First-ever seed harvest at Nebraska sanctuary

Farm Forum

GIBBON, Neb. (AP) – Gathering seeds from Nebraska’s native and restored prairies remains a hands-on, one-plant-at-a-time job that is repeated several times over late summer and fall.

On a morning last week, with the temperature already into the 80s and the heat index much higher, seed gatherers walked around the John J. Dinan Memorial Bird Conservation Area along the Platte River at the Audubon’s Rowe Sanctuary southwest of Gibbon.

It was the first prairie seed harvest at Rowe Sanctuary and the focus was on spiderwort, sideoats grama and poppy mallow plants, the Kearney Hub reported.

“We are sort of stealing from our partners, the Prairie Plains Institute (at Aurora) and The Nature Conservancy, which have been doing this a long time,” said Rowe’s Director of Conservation Andrew Pierson.

Mardell Jasnowski from TNC’s Aurora office, a veteran of seed harvests at TNC’s prairies, presented a how-to program recently for Rowe staff and volunteers.

Pierson said grasslands make up around 2,000 of Rowe Sanctuary’s 2,400 acres. The grasslands include 1,500-1,600 acres that can be defined as prairie, with 400-500 acres of restored prairie on what previously were croplands or, as in the case of the Dinan tract, riparian woodlands.

“We are going to collect seeds from those (restored) acres because they are very diverse and young,” Pierson said. “We planted high-diversity seed and that has been retained.”

He explained that diversity reflects a prairie’s state of health. He compared the diverse Dinan tract to Rowe’s nearby Pierce property grassland that is a monoculture of invasive cool-season grasses.

“The goal is to move seeds from some of the most diverse acres to the least diverse acres,” Pierson said. “… We’re very early, at the beginning of when most of those plants go to seed. We’ll be doing this several more times and each time we will be targeting different plant species.”

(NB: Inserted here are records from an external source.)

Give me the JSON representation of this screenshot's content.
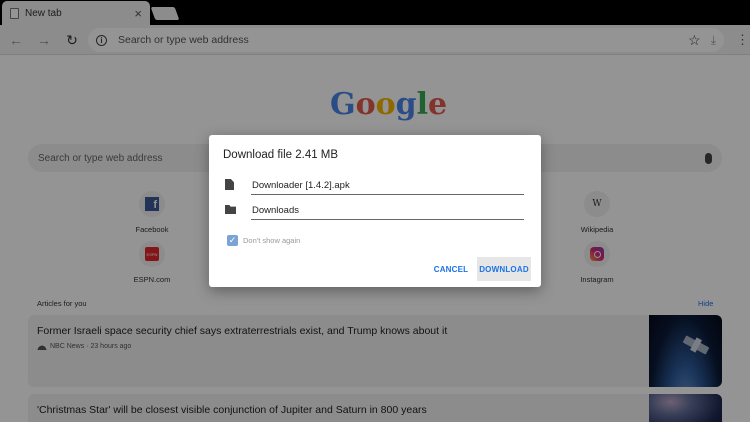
{
  "tab": {
    "title": "New tab",
    "close": "×"
  },
  "omnibox": {
    "placeholder": "Search or type web address"
  },
  "ntp": {
    "logo": [
      "G",
      "o",
      "o",
      "g",
      "l",
      "e"
    ],
    "search_placeholder": "Search or type web address",
    "tiles": [
      {
        "label": "Facebook",
        "icon": "facebook-icon",
        "glyph": "f"
      },
      {
        "label": "Wikipedia",
        "icon": "wikipedia-icon",
        "glyph": "W"
      },
      {
        "label": "ESPN.com",
        "icon": "espn-icon",
        "glyph": "ESPN"
      },
      {
        "label": "Instagram",
        "icon": "instagram-icon",
        "glyph": ""
      }
    ],
    "articles_header": "Articles for you",
    "hide_label": "Hide",
    "articles": [
      {
        "headline": "Former Israeli space security chief says extraterrestrials exist, and Trump knows about it",
        "source": "NBC News · 23 hours ago"
      },
      {
        "headline": "'Christmas Star' will be closest visible conjunction of Jupiter and Saturn in 800 years",
        "source": ""
      }
    ]
  },
  "dialog": {
    "title": "Download file 2.41 MB",
    "filename": "Downloader [1.4.2].apk",
    "location": "Downloads",
    "checkbox_label": "Don't show again",
    "checkbox_checked": true,
    "cancel_label": "CANCEL",
    "download_label": "DOWNLOAD"
  },
  "colors": {
    "accent": "#1a73e8",
    "overlay": "rgba(0,0,0,0.42)"
  }
}
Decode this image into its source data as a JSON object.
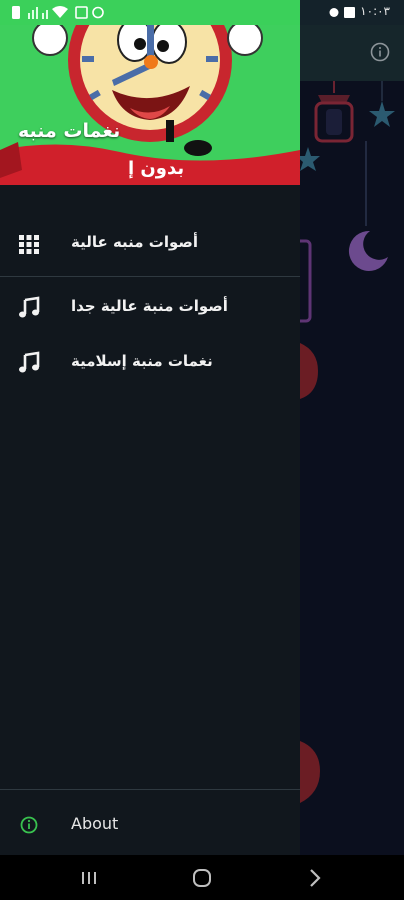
{
  "status_bar": {
    "clock": "١٠:٠٣",
    "icons": [
      "image-icon",
      "alarm-icon",
      "wifi-icon",
      "signal-icon",
      "battery-icon"
    ]
  },
  "app": {
    "toolbar_icon": "info-icon"
  },
  "drawer": {
    "header": {
      "title": "نغمات منبه",
      "banner_text": "بدون إ"
    },
    "items": [
      {
        "label": "أصوات منبه عالية",
        "icon": "grid-icon"
      },
      {
        "label": "أصوات منبة عالية جدا",
        "icon": "music-note-icon"
      },
      {
        "label": "نغمات منبة إسلامية",
        "icon": "music-note-icon"
      }
    ],
    "footer": {
      "label": "About",
      "icon": "info-icon"
    }
  },
  "nav_bar": {
    "buttons": [
      "recents-button",
      "home-button",
      "back-button"
    ]
  },
  "colors": {
    "header_green": "#3ecf5d",
    "drawer_bg": "#11171d",
    "about_icon": "#39c24f"
  }
}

He expects the next harvest day sometime in August to focus on milkweed and penstemon seeds.

How long the series of harvests last depends on the plants. “At some point the plants stop growing,” said Anne Winkel, Rowe’s community outreach coordinator.

Timing is critical, she said, especially for plants that have a narrow seed gathering window.

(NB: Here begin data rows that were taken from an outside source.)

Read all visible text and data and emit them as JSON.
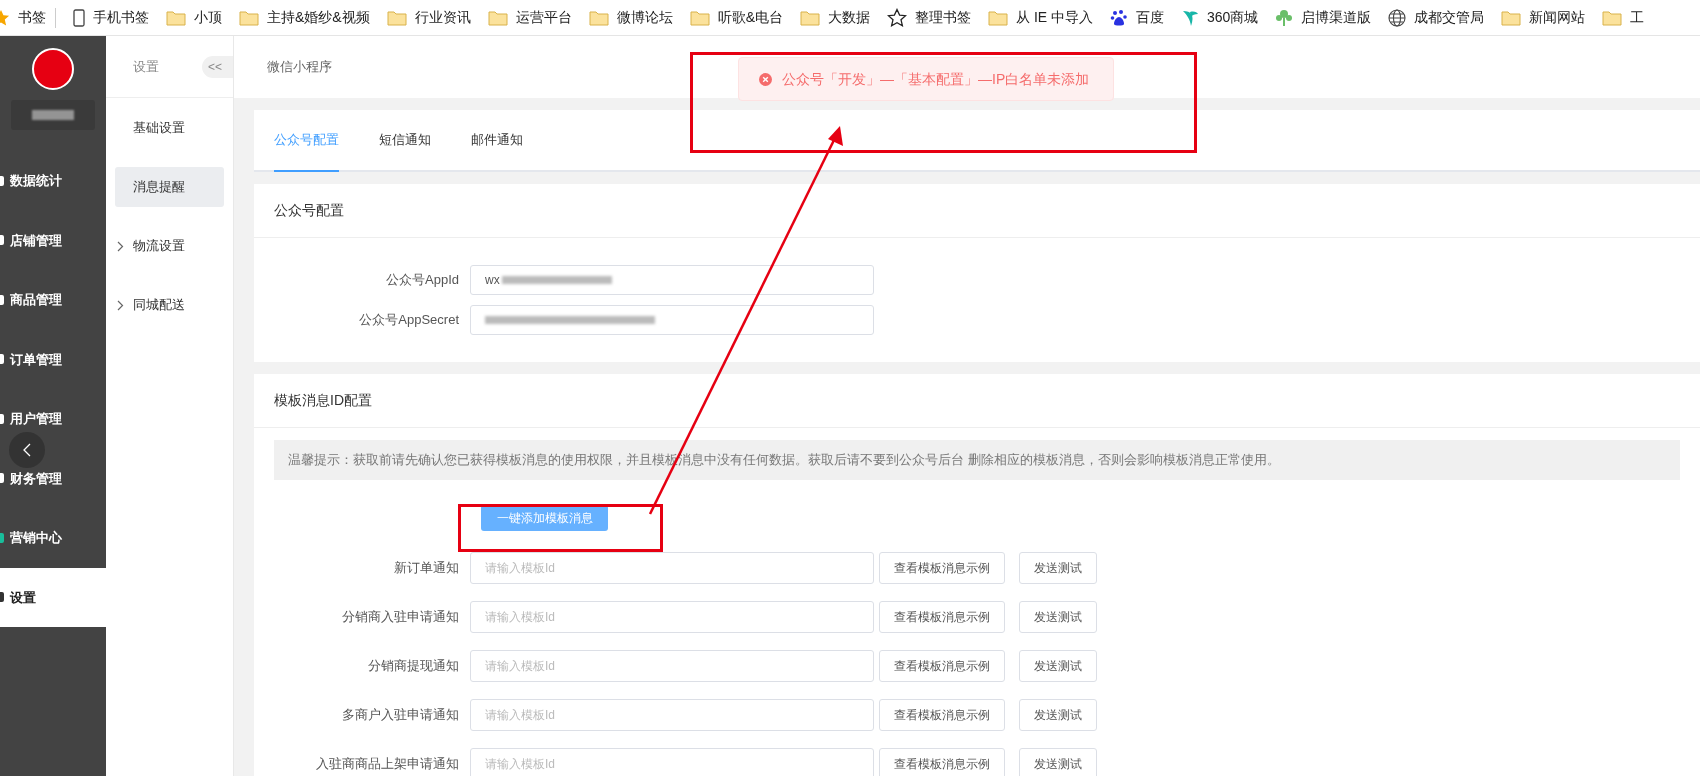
{
  "bookmarks": [
    {
      "kind": "star",
      "label": "书签"
    },
    {
      "kind": "phone",
      "label": "手机书签"
    },
    {
      "kind": "folder",
      "label": "小顶"
    },
    {
      "kind": "folder",
      "label": "主持&婚纱&视频"
    },
    {
      "kind": "folder",
      "label": "行业资讯"
    },
    {
      "kind": "folder",
      "label": "运营平台"
    },
    {
      "kind": "folder",
      "label": "微博论坛"
    },
    {
      "kind": "folder",
      "label": "听歌&电台"
    },
    {
      "kind": "folder",
      "label": "大数据"
    },
    {
      "kind": "manage",
      "label": "整理书签"
    },
    {
      "kind": "folder",
      "label": "从 IE 中导入"
    },
    {
      "kind": "paw",
      "label": "百度"
    },
    {
      "kind": "leaf",
      "label": "360商城"
    },
    {
      "kind": "tree",
      "label": "启博渠道版"
    },
    {
      "kind": "globe",
      "label": "成都交管局"
    },
    {
      "kind": "folder",
      "label": "新闻网站"
    },
    {
      "kind": "folder",
      "label": "工"
    }
  ],
  "main_menu": [
    {
      "label": "数据统计",
      "selected": false
    },
    {
      "label": "店铺管理",
      "selected": false
    },
    {
      "label": "商品管理",
      "selected": false
    },
    {
      "label": "订单管理",
      "selected": false
    },
    {
      "label": "用户管理",
      "selected": false
    },
    {
      "label": "财务管理",
      "selected": false
    },
    {
      "label": "营销中心",
      "selected": false,
      "color": "#19be9b"
    },
    {
      "label": "设置",
      "selected": true
    }
  ],
  "sub_sidebar": {
    "title": "设置",
    "collapse": "<<",
    "items": [
      {
        "label": "基础设置",
        "selected": false,
        "expandable": false
      },
      {
        "label": "消息提醒",
        "selected": true,
        "expandable": false
      },
      {
        "label": "物流设置",
        "selected": false,
        "expandable": true
      },
      {
        "label": "同城配送",
        "selected": false,
        "expandable": true
      }
    ]
  },
  "header": {
    "breadcrumb": "微信小程序"
  },
  "toast": {
    "message": "公众号「开发」—「基本配置」—IP白名单未添加"
  },
  "tabs": [
    {
      "label": "公众号配置",
      "selected": true
    },
    {
      "label": "短信通知",
      "selected": false
    },
    {
      "label": "邮件通知",
      "selected": false
    }
  ],
  "account_card": {
    "title": "公众号配置",
    "fields": [
      {
        "label": "公众号AppId",
        "value": "wx"
      },
      {
        "label": "公众号AppSecret"
      }
    ]
  },
  "template_card": {
    "title": "模板消息ID配置",
    "tip": "温馨提示：获取前请先确认您已获得模板消息的使用权限，并且模板消息中没有任何数据。获取后请不要到公众号后台 删除相应的模板消息，否则会影响模板消息正常使用。",
    "add_button": "一键添加模板消息",
    "rows": [
      {
        "label": "新订单通知",
        "placeholder": "请输入模板Id",
        "example_button": "查看模板消息示例",
        "test_button": "发送测试"
      },
      {
        "label": "分销商入驻申请通知",
        "placeholder": "请输入模板Id",
        "example_button": "查看模板消息示例",
        "test_button": "发送测试"
      },
      {
        "label": "分销商提现通知",
        "placeholder": "请输入模板Id",
        "example_button": "查看模板消息示例",
        "test_button": "发送测试"
      },
      {
        "label": "多商户入驻申请通知",
        "placeholder": "请输入模板Id",
        "example_button": "查看模板消息示例",
        "test_button": "发送测试"
      },
      {
        "label": "入驻商商品上架申请通知",
        "placeholder": "请输入模板Id",
        "example_button": "查看模板消息示例",
        "test_button": "发送测试"
      }
    ]
  }
}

Dry seeds also are important, so some of last week’s collection will be bagged and stored until they are dry. “We don’t intend to store a lot of seeds over the winter,” Pierson said, adding that seeds collected dry from the fields may be sowed elsewhere almost immediately.

“We will try to be opportunistic. If there are places we have grazed down, we’re more confident because we can get the seeds to the dirt,” he said, and another good planting opportunity will be this fall in a grassland scheduled for a prescribed burn.

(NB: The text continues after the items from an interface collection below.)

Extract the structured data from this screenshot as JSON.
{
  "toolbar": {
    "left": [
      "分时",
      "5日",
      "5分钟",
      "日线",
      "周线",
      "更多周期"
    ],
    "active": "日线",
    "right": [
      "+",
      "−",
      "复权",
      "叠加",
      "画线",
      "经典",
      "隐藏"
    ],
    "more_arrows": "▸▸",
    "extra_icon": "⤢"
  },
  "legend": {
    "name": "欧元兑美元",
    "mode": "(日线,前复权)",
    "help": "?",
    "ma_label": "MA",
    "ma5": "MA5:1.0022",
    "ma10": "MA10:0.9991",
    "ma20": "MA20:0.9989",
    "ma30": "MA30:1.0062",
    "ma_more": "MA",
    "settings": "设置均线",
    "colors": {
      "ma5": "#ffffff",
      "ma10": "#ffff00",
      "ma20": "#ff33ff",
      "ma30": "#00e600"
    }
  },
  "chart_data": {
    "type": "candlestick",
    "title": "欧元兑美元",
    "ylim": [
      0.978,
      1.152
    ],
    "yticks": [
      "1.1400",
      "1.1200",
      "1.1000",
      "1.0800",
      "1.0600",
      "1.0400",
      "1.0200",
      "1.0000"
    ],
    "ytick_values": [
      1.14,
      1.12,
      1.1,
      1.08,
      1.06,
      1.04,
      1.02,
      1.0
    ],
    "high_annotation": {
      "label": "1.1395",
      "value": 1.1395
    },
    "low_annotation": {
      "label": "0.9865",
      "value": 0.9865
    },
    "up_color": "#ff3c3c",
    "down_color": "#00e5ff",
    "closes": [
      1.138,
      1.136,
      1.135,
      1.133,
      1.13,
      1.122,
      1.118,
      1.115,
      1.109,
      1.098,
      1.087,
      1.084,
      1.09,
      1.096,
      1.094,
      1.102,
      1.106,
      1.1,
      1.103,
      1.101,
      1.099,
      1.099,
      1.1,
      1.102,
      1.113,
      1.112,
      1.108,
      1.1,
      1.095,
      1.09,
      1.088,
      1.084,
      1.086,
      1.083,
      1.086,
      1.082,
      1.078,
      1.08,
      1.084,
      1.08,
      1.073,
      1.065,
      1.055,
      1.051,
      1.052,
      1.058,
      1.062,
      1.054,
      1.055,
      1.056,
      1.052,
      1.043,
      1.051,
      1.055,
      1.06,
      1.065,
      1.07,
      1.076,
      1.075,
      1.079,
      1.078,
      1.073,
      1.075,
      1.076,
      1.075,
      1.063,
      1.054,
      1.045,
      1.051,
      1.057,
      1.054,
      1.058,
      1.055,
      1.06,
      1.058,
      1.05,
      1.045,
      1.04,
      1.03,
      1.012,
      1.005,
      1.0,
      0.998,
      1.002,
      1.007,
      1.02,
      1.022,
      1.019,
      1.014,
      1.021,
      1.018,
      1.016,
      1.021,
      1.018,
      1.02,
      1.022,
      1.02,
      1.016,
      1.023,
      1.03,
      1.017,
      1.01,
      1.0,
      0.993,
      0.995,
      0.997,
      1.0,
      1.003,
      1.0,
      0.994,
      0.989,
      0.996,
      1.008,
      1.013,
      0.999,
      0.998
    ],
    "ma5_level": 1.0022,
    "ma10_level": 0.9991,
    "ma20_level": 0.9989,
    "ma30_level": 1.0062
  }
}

When Winkel briefed volunteers Don Brockmeier of Eustis and Darwin Hinrichs and Courtney Wilhelm of Gibbon prior to last week’s harvest, she said, “In a lot of prairie seed harvesting, you feel like you’re just walking around. And you are because you’re scouting for certain species.”

When asked why she was spending her morning off from work to help harvest prairie seeds, Wilhelm talked about her daughters, ages 12 and 9, who recently attended the Platte River Safari and Flying Higher nature camps at Rowe Sanctuary.

“It makes me a little emotional,” she said as she walked through tall prairie grasses carrying a knife and seed collection bucket, “but I feel like our Earth is so important we should take care of it.